Data items »
╔══
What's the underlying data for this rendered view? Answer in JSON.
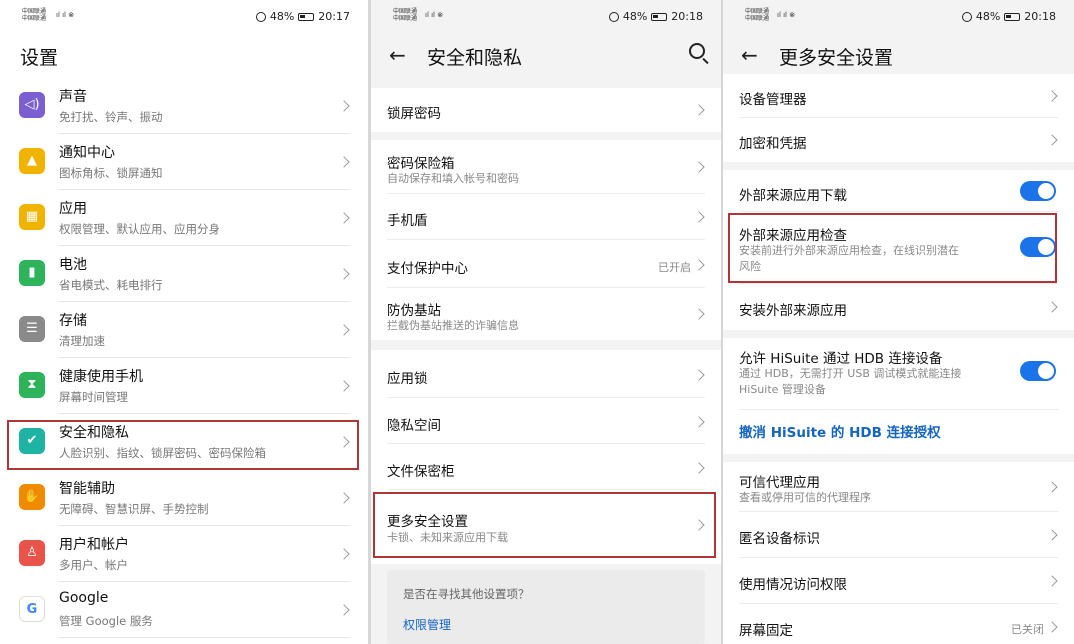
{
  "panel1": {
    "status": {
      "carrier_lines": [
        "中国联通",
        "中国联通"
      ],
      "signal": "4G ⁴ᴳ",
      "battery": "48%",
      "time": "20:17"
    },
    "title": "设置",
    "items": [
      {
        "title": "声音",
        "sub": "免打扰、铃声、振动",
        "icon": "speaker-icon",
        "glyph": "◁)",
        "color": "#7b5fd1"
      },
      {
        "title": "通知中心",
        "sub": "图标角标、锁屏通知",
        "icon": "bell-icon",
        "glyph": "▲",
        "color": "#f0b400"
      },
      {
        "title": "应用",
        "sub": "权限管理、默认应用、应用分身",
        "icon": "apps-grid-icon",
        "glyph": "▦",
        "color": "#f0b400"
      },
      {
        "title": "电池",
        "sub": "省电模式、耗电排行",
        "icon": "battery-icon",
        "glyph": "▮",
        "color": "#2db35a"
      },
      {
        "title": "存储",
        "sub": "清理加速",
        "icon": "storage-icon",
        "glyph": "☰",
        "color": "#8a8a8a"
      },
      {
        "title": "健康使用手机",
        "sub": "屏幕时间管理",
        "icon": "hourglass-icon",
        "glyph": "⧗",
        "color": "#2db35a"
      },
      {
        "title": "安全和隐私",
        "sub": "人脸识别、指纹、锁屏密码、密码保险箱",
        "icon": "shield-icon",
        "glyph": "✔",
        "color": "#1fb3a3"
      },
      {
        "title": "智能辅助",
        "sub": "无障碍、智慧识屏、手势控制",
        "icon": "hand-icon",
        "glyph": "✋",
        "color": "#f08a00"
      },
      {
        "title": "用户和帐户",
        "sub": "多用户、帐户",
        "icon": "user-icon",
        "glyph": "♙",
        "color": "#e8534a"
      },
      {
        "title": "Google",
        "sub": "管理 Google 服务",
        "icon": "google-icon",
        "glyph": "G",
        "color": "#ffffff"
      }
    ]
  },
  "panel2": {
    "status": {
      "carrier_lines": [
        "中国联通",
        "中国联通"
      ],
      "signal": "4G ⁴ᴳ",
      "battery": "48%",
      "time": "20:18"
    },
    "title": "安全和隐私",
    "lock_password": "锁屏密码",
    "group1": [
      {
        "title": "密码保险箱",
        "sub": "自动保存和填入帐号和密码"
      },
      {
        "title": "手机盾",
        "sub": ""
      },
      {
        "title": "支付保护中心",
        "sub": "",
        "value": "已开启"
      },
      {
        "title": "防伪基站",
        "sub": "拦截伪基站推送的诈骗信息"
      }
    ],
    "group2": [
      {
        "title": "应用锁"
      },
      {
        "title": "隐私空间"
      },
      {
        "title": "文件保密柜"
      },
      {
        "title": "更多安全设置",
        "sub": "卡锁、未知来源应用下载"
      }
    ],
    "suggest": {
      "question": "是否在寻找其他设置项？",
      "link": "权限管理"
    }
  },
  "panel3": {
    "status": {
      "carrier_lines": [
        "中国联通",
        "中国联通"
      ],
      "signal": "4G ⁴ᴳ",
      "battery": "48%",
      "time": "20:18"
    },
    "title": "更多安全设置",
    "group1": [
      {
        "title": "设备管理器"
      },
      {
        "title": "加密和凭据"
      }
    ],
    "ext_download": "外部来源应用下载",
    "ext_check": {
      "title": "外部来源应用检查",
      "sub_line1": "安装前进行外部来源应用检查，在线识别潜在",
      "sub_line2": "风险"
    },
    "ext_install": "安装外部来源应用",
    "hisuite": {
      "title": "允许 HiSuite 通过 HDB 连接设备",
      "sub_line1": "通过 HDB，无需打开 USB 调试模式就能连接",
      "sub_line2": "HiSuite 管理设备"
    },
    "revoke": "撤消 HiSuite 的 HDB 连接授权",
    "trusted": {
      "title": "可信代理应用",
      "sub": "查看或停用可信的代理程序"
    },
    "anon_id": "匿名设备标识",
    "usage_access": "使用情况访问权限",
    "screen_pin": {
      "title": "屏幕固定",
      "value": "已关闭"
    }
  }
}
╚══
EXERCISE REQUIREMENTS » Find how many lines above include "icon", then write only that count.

EXPECTED ANSWER » 10